El Salvador has recently been recognized for its increasing tourism potential, driven by the government’s achievements in security, according to a recent report titled “An Alternative Growth Model to Reduce Liquidity/Solvency Risks” published by the multinational financial corporation, Santander.
The report, proudly cited by President Nayib Bukele with the phrase “I told you so,” indicates that this alternative growth model, centered on the improvement of social security, has become a viable option for long-term debt solvency.
Santander suggests, “This alternative growth model becomes a viable option for debt solvency in the medium term, provided El Salvador can secure short-term financing. The option to [extend payments] continues to improve with proper budget flexibility, maximum political flexibility, enhanced financial flexibility post-pension reform, and significantly lower credit risk, opening up capital markets (and possibly even an IMF program).”
The publication goes on to highlight “clear growth dividends from vastly improved national security following an extended state of emergency.” It confirms official data showing that El Salvador’s homicide rate has plummeted since its peak in 2015 and is now one of the lowest in the Western Hemisphere (President Bukele claims it’s the lowest after Canada).
“The figures are undeniably impressive: only 2.3 homicides per 100,000 inhabitants (108 in total) between January 1st and September 23rd of this year. This has led to numerous positive outcomes, including an immediate increase in tourism, the return of the Salvadoran diaspora through a wave of reverse migration, and the potential for much higher foreign direct investment,” states Santander.
Additionally, Santander cites a recent United Nations survey, revealing that 60% of Salvadorans in the United States intend to return to their home country.
“While security measures may not be overly popular with the Biden administration, they can not only reduce but also reverse U.S. migration pressures.
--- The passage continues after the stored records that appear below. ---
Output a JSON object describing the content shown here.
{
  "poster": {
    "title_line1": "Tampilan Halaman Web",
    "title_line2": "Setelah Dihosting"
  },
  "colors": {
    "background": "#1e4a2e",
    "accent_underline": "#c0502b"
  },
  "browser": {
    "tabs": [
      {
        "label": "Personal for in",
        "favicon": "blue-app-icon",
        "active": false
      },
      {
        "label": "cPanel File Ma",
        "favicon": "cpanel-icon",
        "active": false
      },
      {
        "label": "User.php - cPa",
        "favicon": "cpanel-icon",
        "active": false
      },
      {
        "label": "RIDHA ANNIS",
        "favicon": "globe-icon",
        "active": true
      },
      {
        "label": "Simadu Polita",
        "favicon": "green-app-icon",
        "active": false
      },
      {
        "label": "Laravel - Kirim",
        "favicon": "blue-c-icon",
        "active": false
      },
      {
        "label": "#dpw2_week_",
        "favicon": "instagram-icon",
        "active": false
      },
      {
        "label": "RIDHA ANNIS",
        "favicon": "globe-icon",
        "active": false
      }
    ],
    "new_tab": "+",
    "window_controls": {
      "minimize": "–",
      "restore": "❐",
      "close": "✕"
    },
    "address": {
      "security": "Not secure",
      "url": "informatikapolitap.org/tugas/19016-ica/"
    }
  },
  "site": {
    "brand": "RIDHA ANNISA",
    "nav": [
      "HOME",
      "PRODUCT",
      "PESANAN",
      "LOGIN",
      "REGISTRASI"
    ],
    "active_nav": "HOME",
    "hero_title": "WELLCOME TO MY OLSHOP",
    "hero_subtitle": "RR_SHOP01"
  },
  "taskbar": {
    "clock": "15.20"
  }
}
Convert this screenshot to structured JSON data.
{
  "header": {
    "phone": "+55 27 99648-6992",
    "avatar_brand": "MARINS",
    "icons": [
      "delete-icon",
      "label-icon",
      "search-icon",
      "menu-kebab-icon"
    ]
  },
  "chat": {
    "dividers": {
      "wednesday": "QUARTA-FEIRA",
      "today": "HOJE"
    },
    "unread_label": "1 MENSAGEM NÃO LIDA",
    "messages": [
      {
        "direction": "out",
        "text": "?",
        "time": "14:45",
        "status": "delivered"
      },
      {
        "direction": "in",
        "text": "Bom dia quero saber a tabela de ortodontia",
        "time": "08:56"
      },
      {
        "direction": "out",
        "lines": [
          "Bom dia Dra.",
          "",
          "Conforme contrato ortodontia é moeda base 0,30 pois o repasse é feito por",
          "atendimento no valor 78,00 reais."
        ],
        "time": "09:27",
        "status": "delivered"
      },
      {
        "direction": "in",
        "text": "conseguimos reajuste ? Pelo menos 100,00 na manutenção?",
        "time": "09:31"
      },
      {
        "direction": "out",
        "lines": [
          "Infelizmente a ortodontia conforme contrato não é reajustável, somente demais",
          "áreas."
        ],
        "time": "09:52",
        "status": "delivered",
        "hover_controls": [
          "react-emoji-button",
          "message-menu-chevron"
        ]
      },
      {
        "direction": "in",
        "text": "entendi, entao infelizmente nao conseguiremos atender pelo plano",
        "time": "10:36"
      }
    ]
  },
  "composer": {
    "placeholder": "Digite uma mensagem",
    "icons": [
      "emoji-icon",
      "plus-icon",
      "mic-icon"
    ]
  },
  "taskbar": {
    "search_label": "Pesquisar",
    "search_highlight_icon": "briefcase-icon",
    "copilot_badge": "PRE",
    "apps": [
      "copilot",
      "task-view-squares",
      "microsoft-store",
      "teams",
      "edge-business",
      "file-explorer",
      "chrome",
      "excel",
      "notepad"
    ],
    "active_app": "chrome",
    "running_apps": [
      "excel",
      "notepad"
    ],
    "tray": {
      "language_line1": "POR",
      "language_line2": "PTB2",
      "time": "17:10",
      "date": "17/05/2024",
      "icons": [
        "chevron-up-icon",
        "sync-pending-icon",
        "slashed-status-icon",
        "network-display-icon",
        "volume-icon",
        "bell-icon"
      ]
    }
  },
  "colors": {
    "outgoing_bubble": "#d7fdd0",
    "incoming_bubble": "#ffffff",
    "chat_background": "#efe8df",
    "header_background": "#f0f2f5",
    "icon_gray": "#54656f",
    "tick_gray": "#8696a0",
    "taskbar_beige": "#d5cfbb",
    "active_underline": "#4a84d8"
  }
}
The recent UN survey among Salvadorans residing in the United States showed that 60% expressed intentions to return to El Salvador,” it noted.
The report also mentions that this may already be reflected in the increase in tourist arrivals this year, with a year-on-year growth of 30%. Tourist arrivals from the United States have nearly doubled since pre-pandemic levels in 2019, from 281,000 in 1H19 to 483,000 in the first half of 2023.
“America represents potential tourism from Salvadoran/U.S. residents and Bitcoin tourists, as well as the convenience of geographical proximity and full dollarization,” Santander explains regarding the country’s economic openness.
Santander further asserts that tourism in the country is growing at a faster pace than that of the Dominican Republic, providing a potential growth alternative that can gradually alleviate some budgetary and debt service pressures. “The tourism potential offers even more incremental positive options, reaffirming our recommendation of structural overweighting,” it concludes.